Lessons Learned Too Early

** sorry to have kept you waiting…  100th day of school projects took precedence!**

“B” was waiting rather impatiently at the bus stop Monday morning.

relief washed over sweet hazel eyes.  his friend was ok.

he hugged his friend.  told him how worried he was.  told him he wanted to check on him.

“B” confided his story to his friend.  A story a 7-year-old shouldn’t have.

a mother with mental health concerns.  a mother who went into a panic mode.  yelling, screaming, cursing.

police were called for the safety of the children.  the ambulance came to escort her safely to the hospital.  a mother gone from home.

mental illness or not it’s hard to live without a mother.
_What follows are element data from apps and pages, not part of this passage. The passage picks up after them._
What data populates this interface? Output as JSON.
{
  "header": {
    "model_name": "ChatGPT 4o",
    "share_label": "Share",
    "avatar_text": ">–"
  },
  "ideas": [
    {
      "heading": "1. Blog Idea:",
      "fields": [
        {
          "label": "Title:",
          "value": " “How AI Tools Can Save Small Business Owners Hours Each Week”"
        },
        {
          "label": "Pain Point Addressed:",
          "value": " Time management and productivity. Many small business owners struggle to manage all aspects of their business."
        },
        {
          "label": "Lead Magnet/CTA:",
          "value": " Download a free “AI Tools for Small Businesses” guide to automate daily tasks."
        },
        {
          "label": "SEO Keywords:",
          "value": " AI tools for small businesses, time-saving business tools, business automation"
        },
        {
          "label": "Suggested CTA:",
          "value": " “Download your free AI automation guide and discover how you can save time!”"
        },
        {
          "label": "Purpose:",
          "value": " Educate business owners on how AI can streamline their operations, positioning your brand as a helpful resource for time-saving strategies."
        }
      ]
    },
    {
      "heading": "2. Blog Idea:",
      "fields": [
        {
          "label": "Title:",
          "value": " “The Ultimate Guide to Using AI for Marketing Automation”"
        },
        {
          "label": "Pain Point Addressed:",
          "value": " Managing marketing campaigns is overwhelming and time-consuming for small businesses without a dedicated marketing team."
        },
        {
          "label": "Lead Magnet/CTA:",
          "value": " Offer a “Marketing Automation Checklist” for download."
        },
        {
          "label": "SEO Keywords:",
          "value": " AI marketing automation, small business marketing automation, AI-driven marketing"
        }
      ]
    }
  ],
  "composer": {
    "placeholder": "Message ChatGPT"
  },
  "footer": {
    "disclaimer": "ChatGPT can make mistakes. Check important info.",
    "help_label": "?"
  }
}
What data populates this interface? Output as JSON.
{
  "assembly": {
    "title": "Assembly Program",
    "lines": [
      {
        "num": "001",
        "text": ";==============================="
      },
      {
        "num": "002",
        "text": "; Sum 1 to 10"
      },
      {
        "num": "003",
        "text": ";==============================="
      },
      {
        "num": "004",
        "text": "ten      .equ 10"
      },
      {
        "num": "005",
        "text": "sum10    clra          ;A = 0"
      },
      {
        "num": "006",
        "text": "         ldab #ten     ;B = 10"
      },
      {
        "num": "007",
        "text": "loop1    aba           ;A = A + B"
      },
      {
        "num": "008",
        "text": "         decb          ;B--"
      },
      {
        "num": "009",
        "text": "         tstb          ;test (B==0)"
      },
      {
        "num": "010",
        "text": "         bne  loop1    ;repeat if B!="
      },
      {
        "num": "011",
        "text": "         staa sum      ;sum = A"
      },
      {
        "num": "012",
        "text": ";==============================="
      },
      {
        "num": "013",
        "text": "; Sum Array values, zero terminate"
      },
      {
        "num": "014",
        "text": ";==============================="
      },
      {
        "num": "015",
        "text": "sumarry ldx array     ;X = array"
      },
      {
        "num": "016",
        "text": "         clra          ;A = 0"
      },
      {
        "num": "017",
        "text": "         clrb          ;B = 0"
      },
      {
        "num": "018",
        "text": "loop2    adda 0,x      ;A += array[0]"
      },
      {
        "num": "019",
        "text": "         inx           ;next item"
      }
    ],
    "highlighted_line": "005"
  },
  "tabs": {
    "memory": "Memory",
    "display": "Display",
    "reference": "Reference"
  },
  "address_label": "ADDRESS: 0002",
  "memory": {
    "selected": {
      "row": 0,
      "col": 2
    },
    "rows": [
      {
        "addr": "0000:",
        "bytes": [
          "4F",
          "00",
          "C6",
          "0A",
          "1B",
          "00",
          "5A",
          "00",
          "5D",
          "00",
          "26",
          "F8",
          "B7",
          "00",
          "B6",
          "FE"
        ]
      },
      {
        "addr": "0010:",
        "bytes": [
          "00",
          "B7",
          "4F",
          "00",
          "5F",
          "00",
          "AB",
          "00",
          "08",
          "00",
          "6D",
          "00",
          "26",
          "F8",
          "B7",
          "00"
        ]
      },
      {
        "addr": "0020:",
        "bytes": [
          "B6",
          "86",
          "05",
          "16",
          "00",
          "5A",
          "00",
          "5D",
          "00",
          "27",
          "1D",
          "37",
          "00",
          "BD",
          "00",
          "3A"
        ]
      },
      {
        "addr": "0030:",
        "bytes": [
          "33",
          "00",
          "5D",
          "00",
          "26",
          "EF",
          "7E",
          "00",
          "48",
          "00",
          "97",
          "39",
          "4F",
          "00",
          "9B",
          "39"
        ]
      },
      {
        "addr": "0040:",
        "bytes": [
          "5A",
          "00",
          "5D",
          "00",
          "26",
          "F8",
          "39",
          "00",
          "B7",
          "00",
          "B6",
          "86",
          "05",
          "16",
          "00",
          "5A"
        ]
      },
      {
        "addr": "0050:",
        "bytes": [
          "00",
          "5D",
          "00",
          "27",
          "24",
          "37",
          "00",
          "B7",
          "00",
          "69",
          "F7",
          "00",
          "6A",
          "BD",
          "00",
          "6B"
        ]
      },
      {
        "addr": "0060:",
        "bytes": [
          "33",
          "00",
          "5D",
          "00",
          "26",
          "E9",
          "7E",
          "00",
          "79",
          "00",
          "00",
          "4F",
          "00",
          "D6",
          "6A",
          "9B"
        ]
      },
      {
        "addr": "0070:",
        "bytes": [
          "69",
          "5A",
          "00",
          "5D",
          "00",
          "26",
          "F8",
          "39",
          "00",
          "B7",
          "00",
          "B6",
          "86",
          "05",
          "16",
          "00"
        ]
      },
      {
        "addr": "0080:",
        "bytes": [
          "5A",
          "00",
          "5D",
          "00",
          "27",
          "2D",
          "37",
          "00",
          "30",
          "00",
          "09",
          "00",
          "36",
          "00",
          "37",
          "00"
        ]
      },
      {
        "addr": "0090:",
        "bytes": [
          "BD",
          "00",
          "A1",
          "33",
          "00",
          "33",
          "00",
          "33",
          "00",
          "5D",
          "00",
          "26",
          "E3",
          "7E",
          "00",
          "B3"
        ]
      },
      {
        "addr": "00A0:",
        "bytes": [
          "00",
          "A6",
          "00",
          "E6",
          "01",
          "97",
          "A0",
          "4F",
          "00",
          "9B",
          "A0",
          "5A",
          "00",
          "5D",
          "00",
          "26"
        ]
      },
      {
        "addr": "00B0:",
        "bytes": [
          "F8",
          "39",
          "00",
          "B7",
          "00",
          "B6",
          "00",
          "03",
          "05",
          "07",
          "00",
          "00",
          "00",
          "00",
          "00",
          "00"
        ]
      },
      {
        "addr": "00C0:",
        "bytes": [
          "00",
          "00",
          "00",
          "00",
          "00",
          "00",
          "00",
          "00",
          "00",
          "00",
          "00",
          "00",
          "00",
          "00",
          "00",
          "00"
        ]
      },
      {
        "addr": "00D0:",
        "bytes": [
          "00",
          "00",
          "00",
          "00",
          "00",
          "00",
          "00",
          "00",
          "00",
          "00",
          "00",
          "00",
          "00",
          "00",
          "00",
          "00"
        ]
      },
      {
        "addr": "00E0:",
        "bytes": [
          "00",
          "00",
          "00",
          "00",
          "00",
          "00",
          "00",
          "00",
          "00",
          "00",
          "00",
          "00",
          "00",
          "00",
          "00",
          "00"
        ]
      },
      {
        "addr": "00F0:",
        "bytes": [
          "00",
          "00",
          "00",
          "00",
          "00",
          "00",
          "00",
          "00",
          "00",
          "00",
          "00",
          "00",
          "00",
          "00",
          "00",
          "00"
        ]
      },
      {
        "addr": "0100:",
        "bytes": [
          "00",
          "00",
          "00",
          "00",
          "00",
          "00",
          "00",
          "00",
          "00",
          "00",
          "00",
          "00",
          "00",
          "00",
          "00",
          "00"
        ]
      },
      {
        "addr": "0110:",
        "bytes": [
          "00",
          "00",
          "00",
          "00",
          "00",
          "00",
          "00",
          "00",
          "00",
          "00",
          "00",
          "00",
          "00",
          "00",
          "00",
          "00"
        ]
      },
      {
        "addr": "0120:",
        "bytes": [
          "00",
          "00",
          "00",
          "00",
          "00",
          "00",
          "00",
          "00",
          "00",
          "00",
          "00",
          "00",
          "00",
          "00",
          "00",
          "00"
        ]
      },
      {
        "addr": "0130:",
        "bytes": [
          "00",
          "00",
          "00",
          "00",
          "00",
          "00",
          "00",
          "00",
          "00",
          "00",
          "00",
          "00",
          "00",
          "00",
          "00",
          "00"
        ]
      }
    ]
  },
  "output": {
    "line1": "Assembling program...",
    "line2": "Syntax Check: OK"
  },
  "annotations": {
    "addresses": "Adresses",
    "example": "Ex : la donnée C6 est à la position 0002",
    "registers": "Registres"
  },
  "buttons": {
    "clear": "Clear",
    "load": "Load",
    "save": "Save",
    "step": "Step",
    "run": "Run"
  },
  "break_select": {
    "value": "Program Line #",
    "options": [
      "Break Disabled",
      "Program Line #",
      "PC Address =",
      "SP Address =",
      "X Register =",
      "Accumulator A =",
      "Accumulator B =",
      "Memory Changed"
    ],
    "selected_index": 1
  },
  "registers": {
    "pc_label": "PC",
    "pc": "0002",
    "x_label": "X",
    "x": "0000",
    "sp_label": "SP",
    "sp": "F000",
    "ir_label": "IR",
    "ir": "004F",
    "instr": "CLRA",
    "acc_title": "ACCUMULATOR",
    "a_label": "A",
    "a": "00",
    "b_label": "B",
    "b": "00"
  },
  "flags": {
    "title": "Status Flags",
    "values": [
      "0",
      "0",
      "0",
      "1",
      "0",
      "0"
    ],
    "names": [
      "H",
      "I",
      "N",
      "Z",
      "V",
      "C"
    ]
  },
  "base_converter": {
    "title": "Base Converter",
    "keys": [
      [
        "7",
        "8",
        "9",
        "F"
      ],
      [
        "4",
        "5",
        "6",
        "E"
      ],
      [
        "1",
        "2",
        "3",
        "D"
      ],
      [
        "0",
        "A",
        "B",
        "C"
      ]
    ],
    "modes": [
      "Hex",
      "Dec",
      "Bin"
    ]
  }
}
a lesson in “bad” words is taught from one friend to another.  “B” hears them often.  sweet hazel eyes has never heard them.  why would people say such things to one another.

worry continues and turns to anger.  hatred even.  concern for his friend.  a statement is made that “B”‘s dad yelled at sweet hazel eyes and said bad words to him.

did this happen?  is it the exaggeration of a concerned 7-year-old?  i don’t know these parents well, not like the parents of other children my boys hang out with.  was my sweet hazel eyes in danger during an innocent playdate?

ongoing discussions about mental illness.  i don’t want him to know about this.  he’s only 7.  but his friend knows.  his friend has to deal with it.  he is concerned for his friend.  i teach him what i can which seems to be enough to settle his mind a little.

a call from the intervention specialist at school.  did you know that “B”‘s dad yelled at sweet hazel eyes and swore at him?  now he is sharing this with a trusted person at school.  i know my hazel eyes.  this story has to be true.  now i am really worried.  “B”‘s teacher at school thinks hazel eyes and “B” shouldn’t be friends and shouldn’t play together anymore.  why?  what does she know that we don’t?

behavior has been out of the ordinary since Sunday.  mean words, mean touches, hurtful behavior all around.  where is this coming from?

considering a trip back to the worry doctor.  can she help us?  can she get the story from him about what happened at “B”‘s house?

for now we start with his teacher and interventionist.  he trusts them.  i only hope he will talk to them.

Advertisements

About Brotherly Love

I am a mom, partner, teacher and a lover of life. I have two fabulous boys who define my life as I know it. One of my children has been diagnosed with a sensory processing disorder, Asperger's and anxiety disorder. I blog as much about him as I do about my life and the lives of my immediate family.
This entry was posted in Uncategorized. Bookmark the permalink.

4 Responses to Lessons Learned Too Early

  1. Kate says:

    Oh, gosh. I have deep and irrational fears about not knowing, really knowing the patens and houses and friends of my kids. I’ve told my nearly seven year old what to do if she sees a gun (leave), but what to do if the adult is the ‘gun?’ Who do we trust? Ug.

  2. I think it’s so odd that the teacher doesn’t think they should be friends anymore. Hasn’t “B” lost enough? Please keep us updated. xo

  3. Elastamom says:

    Oh boy. Couldn’t they still be friends but only play at your house? Poor B.

  4. Debbi Henry says:

    Wow, sounds rough. I, too, wonder if they could stay friends and only play at your house. Good luck figuring this out…

Leave a Reply

Fill in your details below or click an icon to log in:

WordPress.com Logo

You are commenting using your WordPress.com account. Log Out / Change )

Twitter picture

You are commenting using your Twitter account. Log Out / Change )

Facebook photo

You are commenting using your Facebook account. Log Out / Change )

Google+ photo

You are commenting using your Google+ account. Log Out / Change )

Connecting to %s